Bishop of Le Mans in the time of Louis le Debonnaire, born c. 800; died at Le Mans, 7 January, 856. As a youth he lived in the court of Charlemagne, at Aix la Chapelle, as well as in that of his son and successor Louis. By both monarchs he was highly esteemed, but when only twenty-one, he withdrew to Metz and became a priest, only to be recalled to court by Louis, who took him as the guide of his conscience. Nine years after his ordination he was made Bishop of Le Mans , and, besides being conspicuous for the most exalted virtue, was distinguished by his civic spirit in constructing aqueducts, as well as for building churches, restoring monasteries, ransoming captives, etc. In the civil wars that followed the death of Louis, his fidelity to Charles the Bald resulted in his expulsion from his see, and he withdrew to Rome. Gregory IV reinstated him. With the Bishop of Paris, Erchenrad, he, as a deputy of the Council of Aix la Chapelle, visited Pepin, who was then King of Aquitaine, and persuaded him to cause all the possessions of the Church which had been seized by those of his party to be restored. We find him during his lifetime taking part in the Councils of Paris and Tours. His episcopate lasted twenty-four years.

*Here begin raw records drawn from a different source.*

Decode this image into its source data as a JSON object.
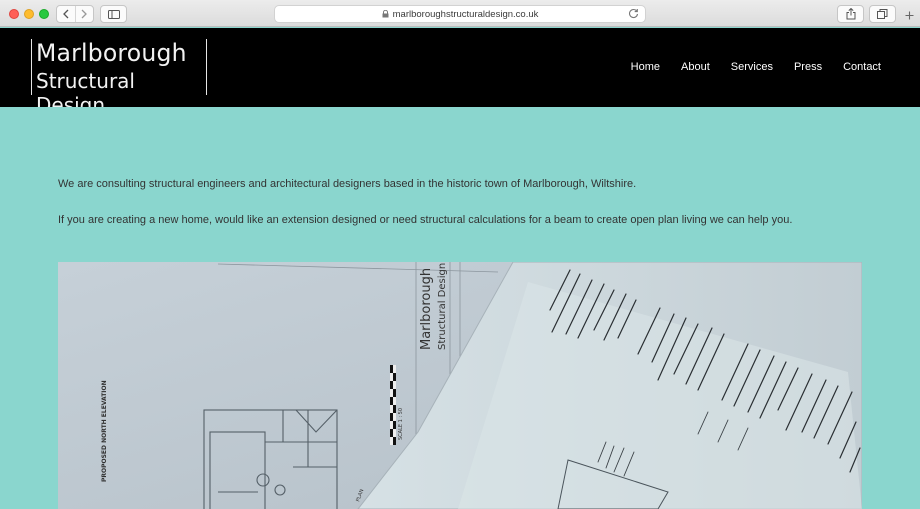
{
  "browser": {
    "url": "marlboroughstructuraldesign.co.uk"
  },
  "header": {
    "logo_line1": "Marlborough",
    "logo_line2": "Structural Design",
    "nav": [
      "Home",
      "About",
      "Services",
      "Press",
      "Contact"
    ]
  },
  "main": {
    "intro_line1": "We are consulting structural engineers and architectural designers based in the historic town of Marlborough, Wiltshire.",
    "intro_line2": "If you are creating a new home, would like an extension designed or need structural calculations for a beam to create open plan living we can help you."
  },
  "photo": {
    "drawing_title": "PROPOSED NORTH ELEVATION",
    "stamp_line1": "Marlborough",
    "stamp_line2": "Structural Design",
    "scale_label": "SCALE 1 : 50",
    "plan_label": "PLAN",
    "alt": "structural drawings and calculations"
  },
  "colors": {
    "page_bg": "#8ad6ce",
    "header_bg": "#000000",
    "nav_text": "#ffffff",
    "body_text": "#333333"
  }
}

The Catholic Encyclopedia is the most comprehensive resource on Catholic teaching, history, and information ever gathered in all of human history. This easy-to-search online version was originally printed between 1907 and 1912 in fifteen hard copy volumes.

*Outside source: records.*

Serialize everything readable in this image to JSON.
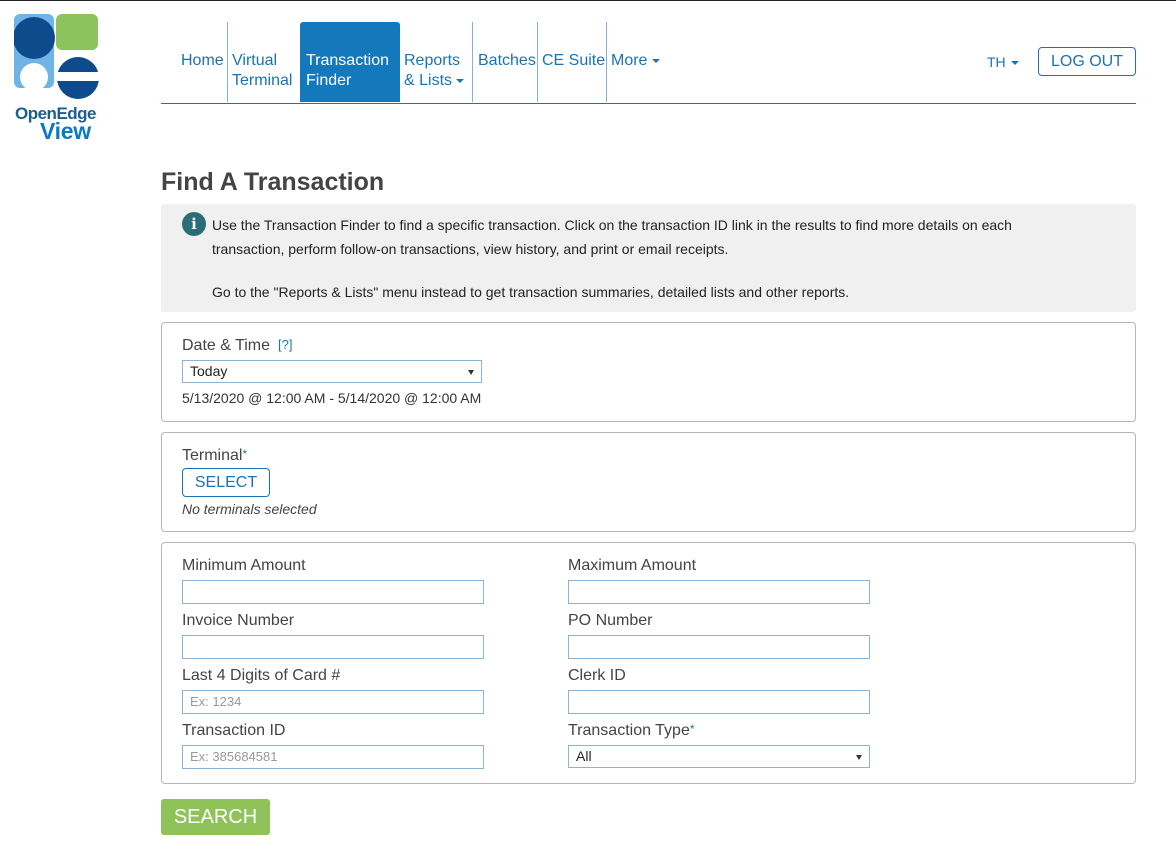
{
  "brand": {
    "name_line1": "OpenEdge",
    "name_line2": "View"
  },
  "nav": {
    "items": [
      {
        "label": "Home"
      },
      {
        "label": "Virtual Terminal"
      },
      {
        "label": "Transaction Finder"
      },
      {
        "label": "Reports & Lists"
      },
      {
        "label": "Batches"
      },
      {
        "label": "CE Suite"
      },
      {
        "label": "More"
      }
    ],
    "user_initials": "TH",
    "logout_label": "LOG OUT"
  },
  "page": {
    "title": "Find A Transaction",
    "info_text_1": "Use the Transaction Finder to find a specific transaction. Click on the transaction ID link in the results to find more details on each transaction, perform follow-on transactions, view history, and print or email receipts.",
    "info_text_2": "Go to the \"Reports & Lists\" menu instead to get transaction summaries, detailed lists and other reports."
  },
  "date_time": {
    "label": "Date & Time",
    "help": "[?]",
    "selected": "Today",
    "range_text": "5/13/2020 @ 12:00 AM - 5/14/2020 @ 12:00 AM"
  },
  "terminal": {
    "label": "Terminal",
    "required_mark": "*",
    "select_label": "SELECT",
    "status": "No terminals selected"
  },
  "filters": {
    "min_amount": {
      "label": "Minimum Amount",
      "value": ""
    },
    "max_amount": {
      "label": "Maximum Amount",
      "value": ""
    },
    "invoice_number": {
      "label": "Invoice Number",
      "value": ""
    },
    "po_number": {
      "label": "PO Number",
      "value": ""
    },
    "last4": {
      "label": "Last 4 Digits of Card #",
      "placeholder": "Ex: 1234"
    },
    "clerk_id": {
      "label": "Clerk ID",
      "value": ""
    },
    "transaction_id": {
      "label": "Transaction ID",
      "placeholder": "Ex: 385684581"
    },
    "transaction_type": {
      "label": "Transaction Type",
      "required_mark": "*",
      "selected": "All"
    }
  },
  "search_label": "SEARCH",
  "colors": {
    "accent": "#1478bd",
    "search_button": "#8fc35a",
    "info_background": "#f0f0f0"
  }
}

Designed to present its readers with the full body of Catholic teaching, the Encyclopedia contains not only precise statements of what the Church has defined, but also an impartial record of different views of acknowledged authority on all disputed questions, national, political or factional. In the determination of the truth the most recent and acknowledged scientific methods are employed, and the results of the latest research in theology, philosophy, history, apologetics, archaeology, and other sciences are given careful consideration.

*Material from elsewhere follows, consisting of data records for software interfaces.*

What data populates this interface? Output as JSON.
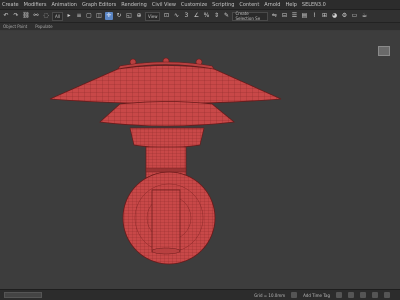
{
  "menu": {
    "items": [
      "Create",
      "Modifiers",
      "Animation",
      "Graph Editors",
      "Rendering",
      "Civil View",
      "Customize",
      "Scripting",
      "Content",
      "Arnold",
      "Help",
      "SELEN3.0"
    ]
  },
  "toolbar": {
    "selection_filter": "All",
    "view_label": "View",
    "named_selection": "Create Selection Se"
  },
  "search": {
    "placeholder": "Type a"
  },
  "subbar": {
    "items": [
      "Object Paint",
      "Populate"
    ]
  },
  "status": {
    "grid_label": "Grid = 10.0mm",
    "time_tag_label": "Add Time Tag"
  },
  "colors": {
    "model_fill": "#c84848",
    "model_edges": "#7a1f1f",
    "viewport_bg": "#3d3d3d",
    "active_tool": "#5b86c5"
  }
}
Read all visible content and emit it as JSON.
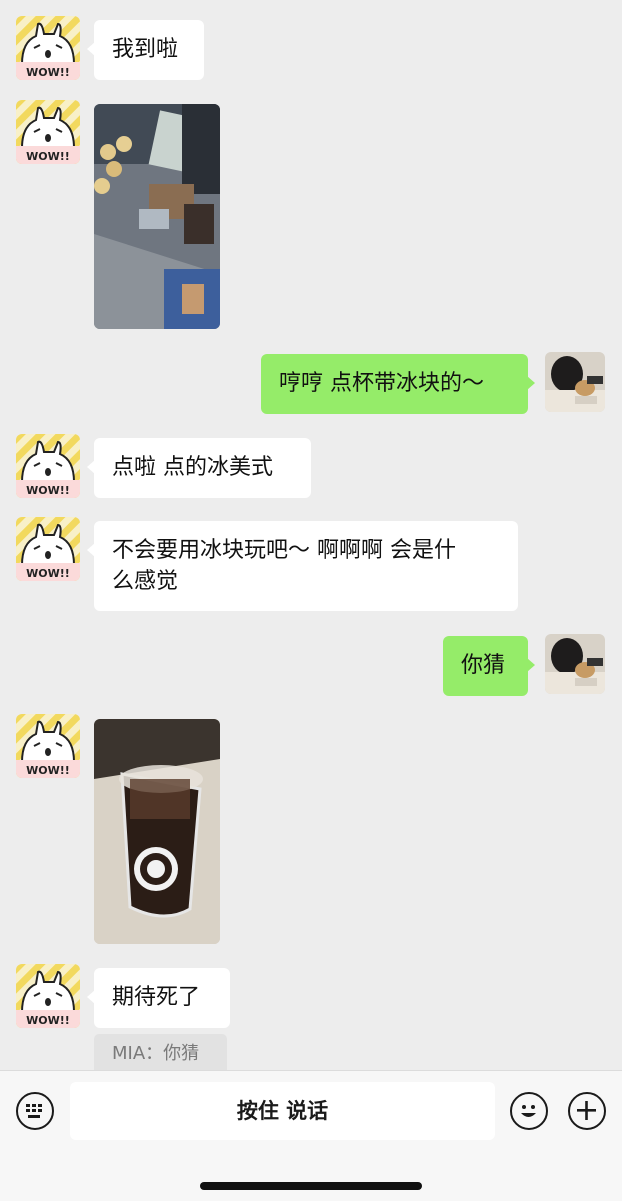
{
  "messages": [
    {
      "side": "left",
      "type": "text",
      "text": "我到啦"
    },
    {
      "side": "left",
      "type": "image",
      "image": "store-counter-photo"
    },
    {
      "side": "right",
      "type": "text",
      "text": "哼哼 点杯带冰块的～"
    },
    {
      "side": "left",
      "type": "text",
      "text": "点啦 点的冰美式"
    },
    {
      "side": "left",
      "type": "text",
      "text": "不会要用冰块玩吧～ 啊啊啊 会是什\n么感觉"
    },
    {
      "side": "right",
      "type": "text",
      "text": "你猜"
    },
    {
      "side": "left",
      "type": "image",
      "image": "iced-coffee-cup-photo"
    },
    {
      "side": "left",
      "type": "text",
      "text": "期待死了"
    }
  ],
  "quote": {
    "text": "MIA：你猜"
  },
  "input_bar": {
    "voice_label": "按住 说话",
    "left_icon": "keyboard-icon",
    "emoji_icon": "emoji-icon",
    "plus_icon": "plus-icon"
  },
  "colors": {
    "background": "#ededed",
    "bubble_self": "#95ec69",
    "bubble_other": "#ffffff"
  }
}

No one who is interested in human history, past and present, can ignore the Catholic Church, either as an institution which has been the central figure in the civilized world for nearly two thousand years, decisively affecting its destinies, religious, literary, scientific, social and political, or as an existing power whose influence and activity extend to every part of the globe. In the past century the Church has grown both extensively and intensively among English-speaking peoples. Their living interests demand that they should have the means of informing themselves about this vast institution, which, whether they are Catholics or not, affects their fortunes and their destiny.
Copyright © Catholic Encyclopedia. Robert Appleton Company New York, NY. Volume 1: 1907; Volume 2: 1907; Volume 3: 1908; Volume 4: 1908; Volume 5: 1909; Volume 6: 1909; Volume 7: 1910; Volume 8: 1910; Volume 9: 1910; Volume 10: 1911; Volume 11: - 1911; Volume 12: - 1911; Volume 13: - 1912; Volume 14: 1912; Volume 15: 1912
Catholic Online Catholic Encyclopedia Digital version Compiled and Copyright © Catholic Online